The Marshall Mathers LP Album reviews.
Release Date: 05.23.00
Record label: Interscope
Genre(s): Rap, Hip-Hop, R&B, etc.
And You Thought the Slim Shady LP Was Raw
by: bill aicher
An unbelievable thing happened last year when Eminem released The Slim Shady LP. He actually did the unthinkable, and became a respected white rap artist.
The Slim Shady LP was well-received by fans, but many people were sickened by it as well. There was no denying this was a fucked-up album - and that is one thing that made it sell. Eminem showed no reservation in his lyrics, and sang about things people just didn't sing about. However, there was no denying that it was a great album, and it helped bring rap music to a broader audience.
Now Eminem has returned with The Marshall Mathers LP and this time around he decided to be more raw than before. If you thought the last album was dirty and vulgar, then don't bother reading any farther - this album is worse.
Most of the new songs revolve around what has happened to Slim since the first album. The main theme throughout the disc is about how he is still hardcore, and that he hasn't changed. The other prevelant theme is the problems he has with what people think of him. In "Who Knew," Eminem sings about how his music is just his music and that he isn't trying to affect people - that not all the problems in the world are due to him. The big question I have is if he doesn't care what people think, why is he rapping about it?

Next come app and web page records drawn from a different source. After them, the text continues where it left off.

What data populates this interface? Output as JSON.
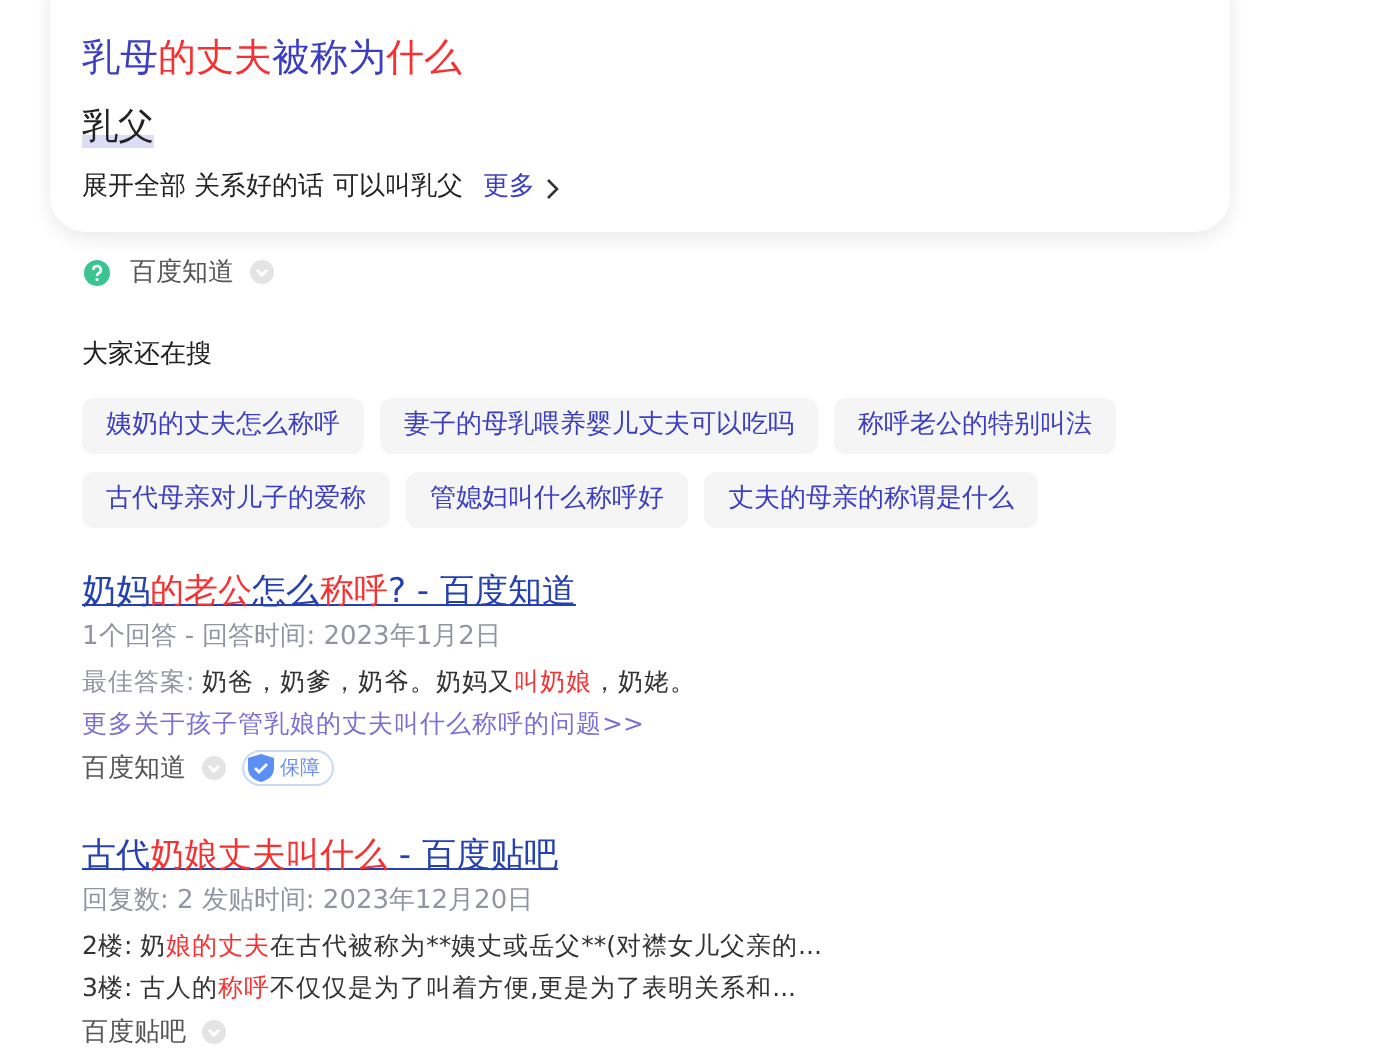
{
  "answer_card": {
    "title": [
      {
        "text": "乳母",
        "highlight": false
      },
      {
        "text": "的丈夫",
        "highlight": true
      },
      {
        "text": "被称为",
        "highlight": false
      },
      {
        "text": "什么",
        "highlight": true
      }
    ],
    "answer": "乳父",
    "summary": "展开全部 关系好的话 可以叫乳父",
    "more_link": "更多"
  },
  "card_source": {
    "name": "百度知道"
  },
  "related": {
    "heading": "大家还在搜",
    "chips": [
      "姨奶的丈夫怎么称呼",
      "妻子的母乳喂养婴儿丈夫可以吃吗",
      "称呼老公的特别叫法",
      "古代母亲对儿子的爱称",
      "管媳妇叫什么称呼好",
      "丈夫的母亲的称谓是什么"
    ]
  },
  "results": [
    {
      "title": [
        {
          "text": "奶妈",
          "highlight": false
        },
        {
          "text": "的老公",
          "highlight": true
        },
        {
          "text": "怎么",
          "highlight": false
        },
        {
          "text": "称呼",
          "highlight": true
        },
        {
          "text": "? - 百度知道",
          "highlight": false
        }
      ],
      "meta": "1个回答 - 回答时间: 2023年1月2日",
      "lines": [
        [
          {
            "text": "最佳答案: ",
            "highlight": false,
            "muted": true
          },
          {
            "text": "奶爸，奶爹，奶爷。奶妈又",
            "highlight": false,
            "muted": false
          },
          {
            "text": "叫奶娘",
            "highlight": true,
            "muted": false
          },
          {
            "text": "，奶姥。",
            "highlight": false,
            "muted": false
          }
        ]
      ],
      "more_link": "更多关于孩子管乳娘的丈夫叫什么称呼的问题>>",
      "source": "百度知道",
      "badge": "保障"
    },
    {
      "title": [
        {
          "text": "古代",
          "highlight": false
        },
        {
          "text": "奶娘丈夫叫什么",
          "highlight": true
        },
        {
          "text": " - 百度贴吧",
          "highlight": false
        }
      ],
      "meta": "回复数: 2 发贴时间: 2023年12月20日",
      "lines": [
        [
          {
            "text": "2楼: 奶",
            "highlight": false,
            "muted": false
          },
          {
            "text": "娘的丈夫",
            "highlight": true,
            "muted": false
          },
          {
            "text": "在古代被称为**姨丈或岳父**(对襟女儿父亲的...",
            "highlight": false,
            "muted": false
          }
        ],
        [
          {
            "text": "3楼: 古人的",
            "highlight": false,
            "muted": false
          },
          {
            "text": "称呼",
            "highlight": true,
            "muted": false
          },
          {
            "text": "不仅仅是为了叫着方便,更是为了表明关系和...",
            "highlight": false,
            "muted": false
          }
        ]
      ],
      "source": "百度贴吧"
    }
  ]
}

The first single, "The Real Slim Shady," has blown up on MTV. If you haven't heard it yet, It focuses mostly on the fact that he is keeping it real, and that he hates all the pop music, etc. Eminem's tongue-in-cheek, don't give a fuck attitude takes on a sarcastic style, which makes it a funny, yet intelligent song. The only problem is that it doesn't really fit on the disc. The majority of the album is much darker than this, and the style doesn't really fit - no matter where it is placed on the tracklisting.
Stylistically the album is similar to the last one. Dr. Dre produced this one as well as the last, and the Dre beats and sampling are obvious.
The big exception is the song "Stan," which is the high point of the album. This one takes an East-Coast vocal sampling style over a West-Coast Dre beat. It is a great track about an obsessed fan's letters and the effect Eminem has had on people. The song is beautifully crafted and the emotional rollercoaster contained in the letters is matched perfectly in Eminem's rap style changes. Definitely one of the smartest tracks on the album.
Overall, this is just another Eminem album. He swears more than before. He says stuff to piss people off more than before. It just seems like he is trying too hard now. Guest artists like Dr. Dre and the RZA help out - but the album gets to be too long at 18 tracks.
If you are looking for hip-hop that talks about serious issues, then pass up on this disc. You have to know what Eminem is like by now, and if you do then this is great.
As Eminem points out - he just says the stuff we say behind closed doors with our intimate friends. He just says it out loud. 24-Jun-2000 4:00 PM